Zach Condon’s band Beirut have long been steeped in a multicultural romanticism, with the kind of wanderlust that emerges when life becomes a burden of responsibility and endless demands from others. So it is with Gallipoli, which is partially a reaction to, as Condon says, “the utter shit-show of American politics and the media frenzy surrounding it chattering on”, as well as a need to make something profound and personal.

Produced by Gabe Wax with Condon and featuring the usual musicians Nick Petree and Paul Collins, it’s every bit as ambitious and cinematic as expected. Condon’s voice can sound world-weary, as on Varieties of Exile with its accordions and acoustic guitars just the right side of an elegy; or combative on Gauze Fur Zah, but it’s the title track where his voice is vulnerable and unadorned, and all the more affecting for it. The mariachi influences feel both timeless, and leftfield.
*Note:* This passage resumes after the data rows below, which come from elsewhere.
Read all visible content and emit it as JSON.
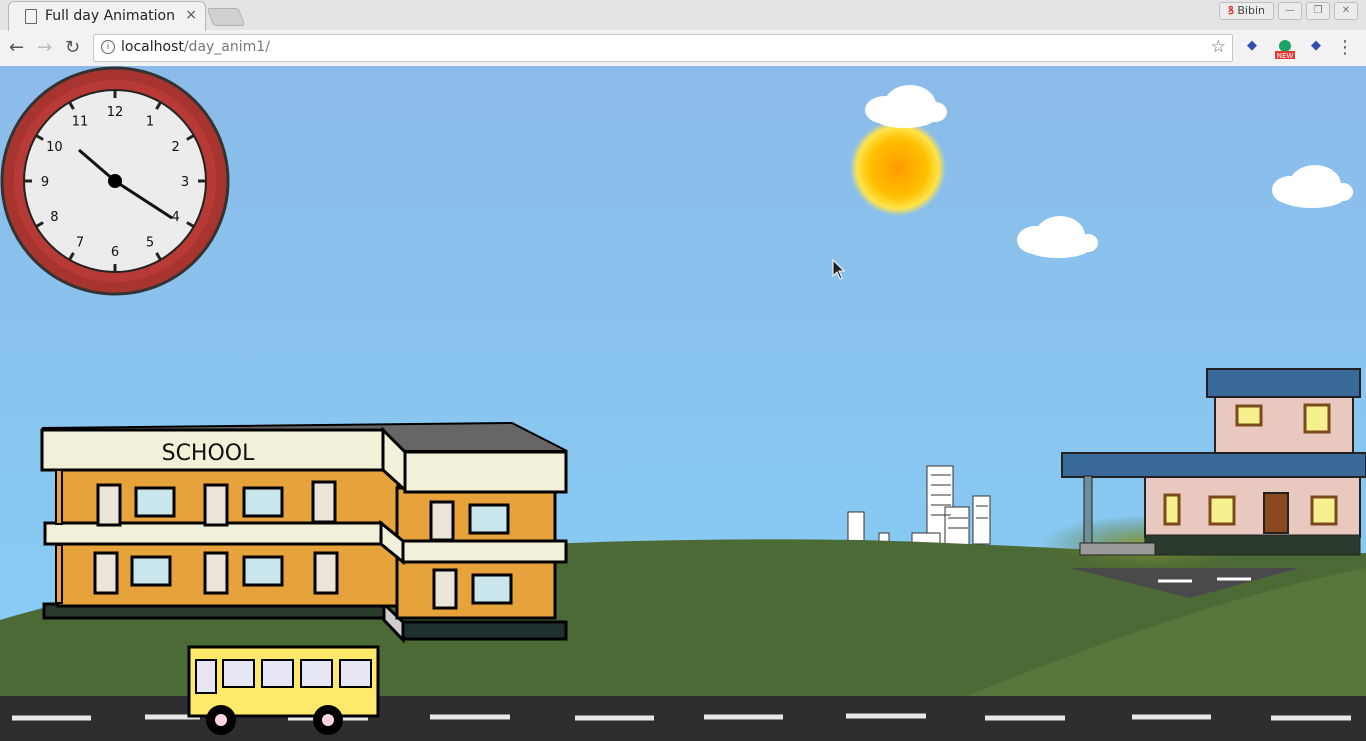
{
  "browser": {
    "tab_title": "Full day Animation",
    "tab_close": "×",
    "profile": "Bibin",
    "url_host": "localhost",
    "url_path": "/day_anim1/",
    "ext_badge": "NEW"
  },
  "scene": {
    "school_sign": "SCHOOL",
    "clock_numbers": [
      "12",
      "1",
      "2",
      "3",
      "4",
      "5",
      "6",
      "7",
      "8",
      "9",
      "10",
      "11"
    ],
    "clock_time": "10:20",
    "colors": {
      "sky_top": "#8bbfea",
      "sky_bottom": "#87cdf4",
      "grass": "#4c6a35",
      "road": "#2e2e30",
      "sun": "#ffb000",
      "school_wall": "#e6a33c",
      "bus": "#ffe96b",
      "house_roof": "#3a6a9a",
      "house_wall": "#e8c8bf"
    }
  }
}
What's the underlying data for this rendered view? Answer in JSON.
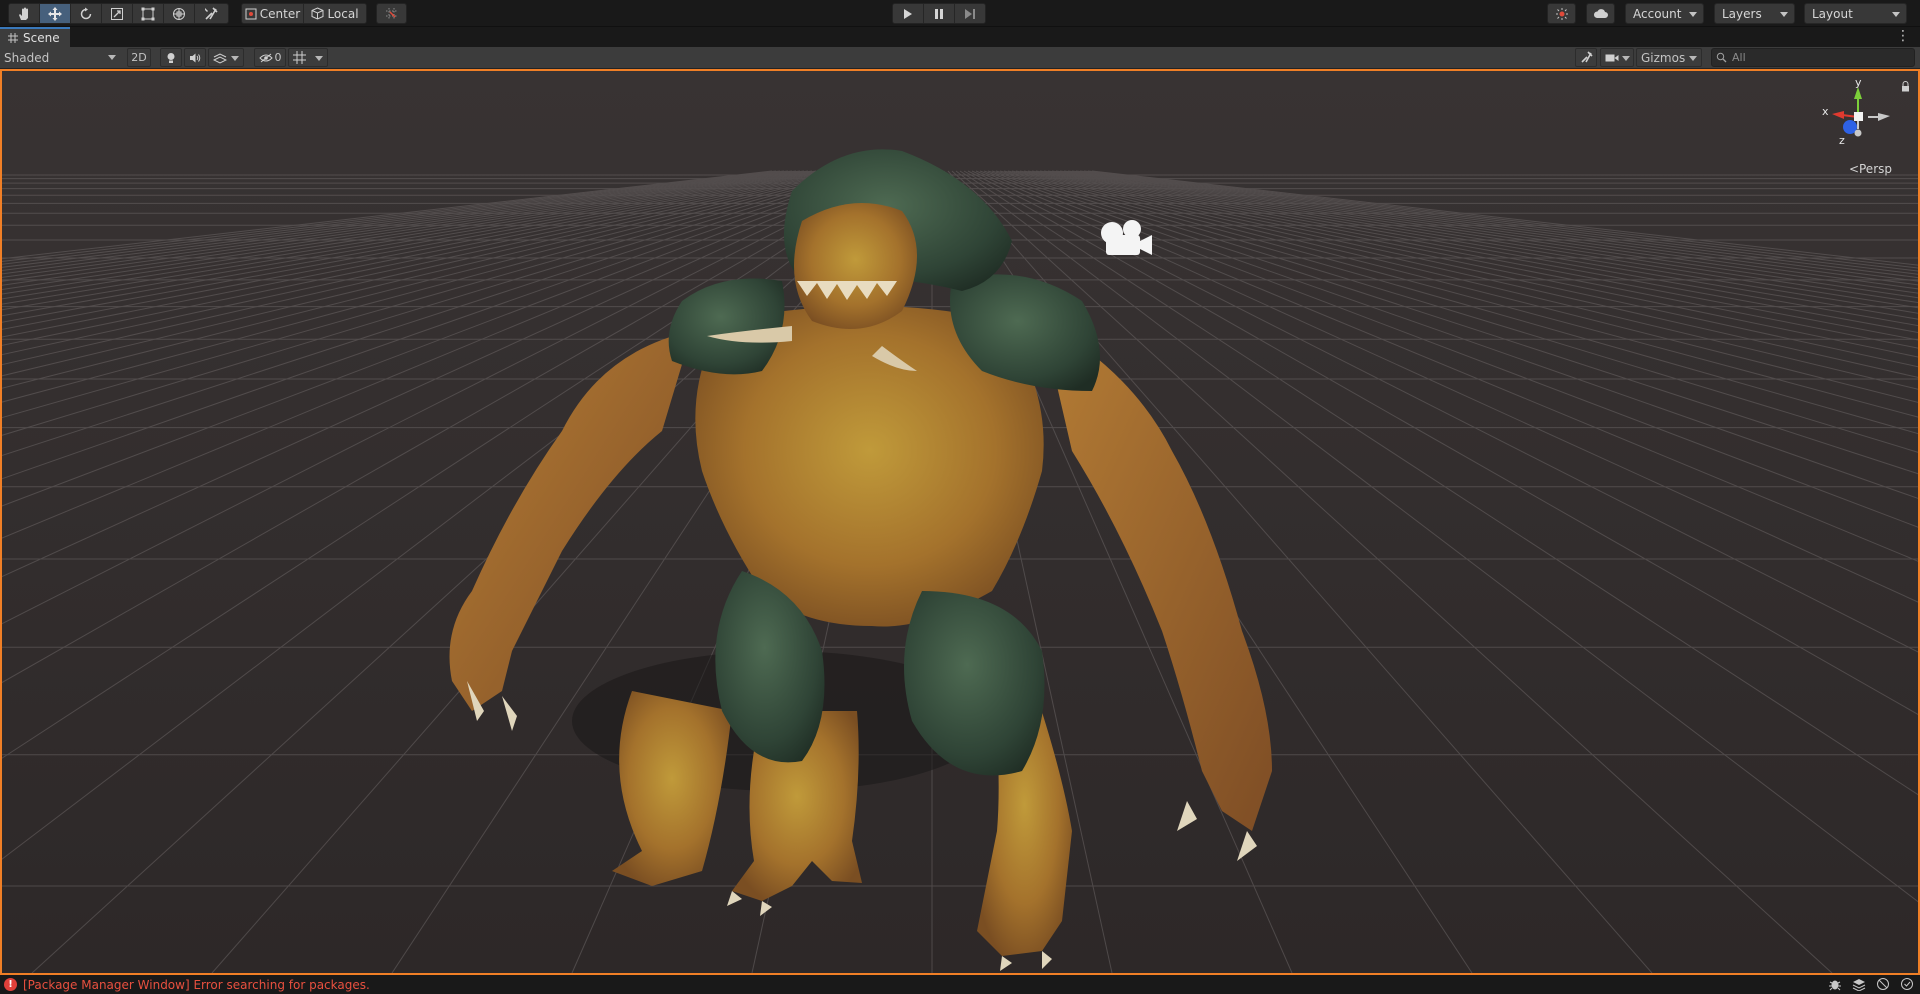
{
  "toolbar": {
    "pivot_mode": "Center",
    "pivot_rotation": "Local",
    "account": "Account",
    "layers": "Layers",
    "layout": "Layout"
  },
  "scene_tab": {
    "title": "Scene"
  },
  "scene_toolbar": {
    "draw_mode": "Shaded",
    "mode_2d": "2D",
    "hidden_count": "0",
    "gizmos": "Gizmos",
    "search_placeholder": "All"
  },
  "scene_view": {
    "projection": "Persp",
    "axis_labels": {
      "x": "x",
      "y": "y",
      "z": "z"
    }
  },
  "status_bar": {
    "message": "[Package Manager Window] Error searching for packages."
  },
  "colors": {
    "accent_selected": "#46607c",
    "scene_border": "#f07f26",
    "error": "#e8503f",
    "axis_x": "#e03a2f",
    "axis_y": "#7ccf3a",
    "axis_z": "#2e62e6"
  }
}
There are some exquisite moments of introspection throughout the album Рfor example, Light in the Atoll feels like an early solo Morrissey album track (oh, for the days when we still felt a collective affectionate for the man) Рglowering, even as it glows.

Landslide, with its Farfisa organ front and centre, is hypnotic and woozy, like the effects of too much sun, weed and sangria; whereas the synth throb of We Never Lived Here is moody, like clouds coming out as you touch down in a new holiday destination hoping for sunshine.

However, Radiophonic Workshop styled experimentation notwithstanding (the pretty and fuzzy instrumental On Mainau Island), and even with the gorgeous additional brass from Ben Lanz and Kyle Reznick, it would be nice to hear the band cut loose more, and bare their teeth.

Having saying that, it will undoubtedly sound absolutely glorious within a live setting, particularly underneath the stars, drunk on cheap festival booze. It’s a nice antidote to the seemingly ubiquitous Brexit leave campaign, and a reminder that we are all small and insignificant, in the grander scheme of things.